Known alternatively as Flower Thrower, Banksy’s Love Is In The Air portrays a radical youth complete with a backward baseball cap and a bandana concealing the lower half of the face. Positioned mid-motion, the figure appears to be launching a bouquet reminiscent of throwing a grenade or Molotov. Despite the aggressive stance, the intent is to propel a universal symbol of love and peace rather than a weapon. This piece is a testament to Banksy’s distinctive artistic style and potent political activism, embodying a plea for peace.
The inception of Love Is In The Air can be traced back to 2003, when Banksy first created this image on the Beit Sahour, near the Israeli West Bank Barrier, a structure spanning over 700 km that separates Israel from the West Bank. Since its initial appearance, the artwork has assumed various forms, including street art, painting on canvas, and screen prints. In each iteration, Love Is In The Air remains a compelling call for peace, showcasing Banksy’s commitment to using art to advocate for peace and equality.
Dior’s J’adore parfum was described as “what solid gold would smell like if it had a scent.” 25 years later, the French multinational luxury fashion house collabs with Turkish-American new media artist and designer Refik Anadol to celebrate the iconic fragrance, an olfactory work of art born of Christian Dior’s passion for flowers. The result of this collaboration is a mesmerizing artwork rooted in data from the floral composition formulas of Dior’s latest fragrance, L’Or de J’adore, by Francis Kurkdjian. J’ Adore — AI Data Sculpture, featured in The Dior J’adore exhibition, showcases dynamic, liquid gold patterns generated by Anadol’s studio’s custom Generative AI algorithms. The work is a cross-modal experience where the fragrance of L’Or de J’adore’s flowers undergoes a transformation through algorithms into a digital visual sculpture—a way of making “the invisible visible.”

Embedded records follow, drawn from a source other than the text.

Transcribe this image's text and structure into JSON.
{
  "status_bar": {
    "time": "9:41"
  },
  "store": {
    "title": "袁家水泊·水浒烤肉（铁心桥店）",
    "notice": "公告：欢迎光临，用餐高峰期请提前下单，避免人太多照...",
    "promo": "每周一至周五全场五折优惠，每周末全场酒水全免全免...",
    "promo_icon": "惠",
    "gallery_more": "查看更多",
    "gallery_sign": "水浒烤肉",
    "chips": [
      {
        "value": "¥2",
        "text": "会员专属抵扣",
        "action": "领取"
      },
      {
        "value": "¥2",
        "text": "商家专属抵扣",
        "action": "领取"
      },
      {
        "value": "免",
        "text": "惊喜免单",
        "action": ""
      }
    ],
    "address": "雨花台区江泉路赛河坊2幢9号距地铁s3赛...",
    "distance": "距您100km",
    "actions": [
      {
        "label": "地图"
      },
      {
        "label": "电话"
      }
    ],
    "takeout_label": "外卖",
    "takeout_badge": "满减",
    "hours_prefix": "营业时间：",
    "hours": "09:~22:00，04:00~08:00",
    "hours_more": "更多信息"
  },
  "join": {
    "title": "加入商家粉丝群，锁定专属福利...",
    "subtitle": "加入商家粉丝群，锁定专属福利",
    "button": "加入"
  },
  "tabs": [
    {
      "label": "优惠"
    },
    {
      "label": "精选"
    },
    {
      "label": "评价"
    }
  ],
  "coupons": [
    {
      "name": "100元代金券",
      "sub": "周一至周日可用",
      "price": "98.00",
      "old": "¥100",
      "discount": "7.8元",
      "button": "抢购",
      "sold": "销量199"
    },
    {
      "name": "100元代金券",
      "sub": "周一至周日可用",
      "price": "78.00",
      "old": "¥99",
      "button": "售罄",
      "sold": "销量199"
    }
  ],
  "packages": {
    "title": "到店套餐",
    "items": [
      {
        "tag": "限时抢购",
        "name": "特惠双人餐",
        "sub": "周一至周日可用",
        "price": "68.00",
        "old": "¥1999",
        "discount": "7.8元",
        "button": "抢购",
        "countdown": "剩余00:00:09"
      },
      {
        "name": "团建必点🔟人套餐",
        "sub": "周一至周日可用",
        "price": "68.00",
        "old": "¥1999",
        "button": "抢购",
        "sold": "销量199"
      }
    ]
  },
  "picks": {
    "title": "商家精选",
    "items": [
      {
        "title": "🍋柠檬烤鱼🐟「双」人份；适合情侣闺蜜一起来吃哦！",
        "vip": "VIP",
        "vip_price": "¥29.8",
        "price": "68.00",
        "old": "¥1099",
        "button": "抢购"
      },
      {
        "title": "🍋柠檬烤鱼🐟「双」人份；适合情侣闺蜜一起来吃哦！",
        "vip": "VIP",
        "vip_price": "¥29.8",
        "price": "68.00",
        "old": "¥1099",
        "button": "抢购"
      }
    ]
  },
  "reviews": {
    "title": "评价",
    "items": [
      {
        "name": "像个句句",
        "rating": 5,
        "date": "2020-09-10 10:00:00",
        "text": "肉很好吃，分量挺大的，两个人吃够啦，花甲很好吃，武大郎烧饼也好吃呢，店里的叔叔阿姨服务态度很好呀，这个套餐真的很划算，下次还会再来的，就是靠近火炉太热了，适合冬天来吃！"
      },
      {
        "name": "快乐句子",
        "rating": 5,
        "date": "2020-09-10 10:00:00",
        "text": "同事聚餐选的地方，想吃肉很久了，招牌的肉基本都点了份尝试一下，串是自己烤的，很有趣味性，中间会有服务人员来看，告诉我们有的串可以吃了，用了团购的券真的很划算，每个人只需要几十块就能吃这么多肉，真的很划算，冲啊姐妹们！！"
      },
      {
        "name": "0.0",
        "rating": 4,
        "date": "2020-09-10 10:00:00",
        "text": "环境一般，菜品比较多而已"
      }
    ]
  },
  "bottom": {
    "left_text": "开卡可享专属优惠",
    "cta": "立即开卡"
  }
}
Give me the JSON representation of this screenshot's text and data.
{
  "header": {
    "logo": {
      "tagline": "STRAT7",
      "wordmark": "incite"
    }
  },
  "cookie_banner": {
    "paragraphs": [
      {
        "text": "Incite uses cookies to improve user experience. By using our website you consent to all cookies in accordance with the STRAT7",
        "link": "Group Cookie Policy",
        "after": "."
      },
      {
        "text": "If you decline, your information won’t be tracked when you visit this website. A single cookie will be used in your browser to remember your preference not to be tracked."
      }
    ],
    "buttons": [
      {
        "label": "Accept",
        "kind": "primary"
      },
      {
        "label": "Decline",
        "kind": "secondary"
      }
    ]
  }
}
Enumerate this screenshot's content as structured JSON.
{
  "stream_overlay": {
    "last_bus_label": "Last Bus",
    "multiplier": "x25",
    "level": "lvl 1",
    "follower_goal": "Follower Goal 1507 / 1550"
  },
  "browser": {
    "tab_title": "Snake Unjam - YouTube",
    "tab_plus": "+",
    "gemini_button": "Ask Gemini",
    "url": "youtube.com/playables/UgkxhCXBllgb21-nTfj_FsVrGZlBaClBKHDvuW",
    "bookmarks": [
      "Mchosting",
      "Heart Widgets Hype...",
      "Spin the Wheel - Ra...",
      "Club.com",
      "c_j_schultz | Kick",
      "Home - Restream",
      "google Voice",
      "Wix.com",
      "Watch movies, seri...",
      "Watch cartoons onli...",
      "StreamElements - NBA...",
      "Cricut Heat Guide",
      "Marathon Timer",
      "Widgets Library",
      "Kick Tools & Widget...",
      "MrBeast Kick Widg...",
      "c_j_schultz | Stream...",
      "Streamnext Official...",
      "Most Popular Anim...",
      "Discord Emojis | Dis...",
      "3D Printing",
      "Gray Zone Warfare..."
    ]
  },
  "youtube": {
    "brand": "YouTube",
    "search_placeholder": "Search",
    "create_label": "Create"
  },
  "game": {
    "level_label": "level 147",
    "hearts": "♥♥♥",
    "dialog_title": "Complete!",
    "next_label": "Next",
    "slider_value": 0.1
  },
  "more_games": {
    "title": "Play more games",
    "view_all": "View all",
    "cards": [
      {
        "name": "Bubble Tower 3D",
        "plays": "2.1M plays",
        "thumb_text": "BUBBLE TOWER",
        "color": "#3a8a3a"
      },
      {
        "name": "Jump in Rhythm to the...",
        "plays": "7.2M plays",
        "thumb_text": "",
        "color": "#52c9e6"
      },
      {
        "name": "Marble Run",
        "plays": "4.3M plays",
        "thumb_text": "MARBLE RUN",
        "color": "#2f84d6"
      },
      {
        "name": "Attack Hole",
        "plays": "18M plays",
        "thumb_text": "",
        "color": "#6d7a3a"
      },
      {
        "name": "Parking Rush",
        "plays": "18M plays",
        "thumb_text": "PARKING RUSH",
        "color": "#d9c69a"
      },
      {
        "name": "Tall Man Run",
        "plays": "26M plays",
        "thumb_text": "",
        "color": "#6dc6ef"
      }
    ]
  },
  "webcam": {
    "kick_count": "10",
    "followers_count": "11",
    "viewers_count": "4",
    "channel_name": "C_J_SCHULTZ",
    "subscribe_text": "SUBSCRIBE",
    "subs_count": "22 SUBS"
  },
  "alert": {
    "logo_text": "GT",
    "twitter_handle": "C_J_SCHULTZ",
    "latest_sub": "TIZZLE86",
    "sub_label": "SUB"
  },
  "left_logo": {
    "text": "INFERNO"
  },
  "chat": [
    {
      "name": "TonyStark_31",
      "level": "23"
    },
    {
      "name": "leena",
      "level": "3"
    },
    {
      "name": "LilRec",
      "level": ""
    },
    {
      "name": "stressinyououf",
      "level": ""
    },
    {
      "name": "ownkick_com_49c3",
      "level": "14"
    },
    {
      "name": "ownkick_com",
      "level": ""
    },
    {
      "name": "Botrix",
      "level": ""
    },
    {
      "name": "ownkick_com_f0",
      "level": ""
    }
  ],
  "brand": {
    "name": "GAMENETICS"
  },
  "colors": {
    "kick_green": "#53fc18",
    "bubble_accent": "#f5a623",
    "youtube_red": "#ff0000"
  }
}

From ancient fertility symbols to contemporary digital sculptures, artists have used their skills to explore, challenge, and celebrate what love is and what it looks like. Much like art, love is unquantifiable. Many have tried, as evidenced by art history. Through symbolism and imagery, love in art is a dynamic force representative of the times—always enduring and transforming.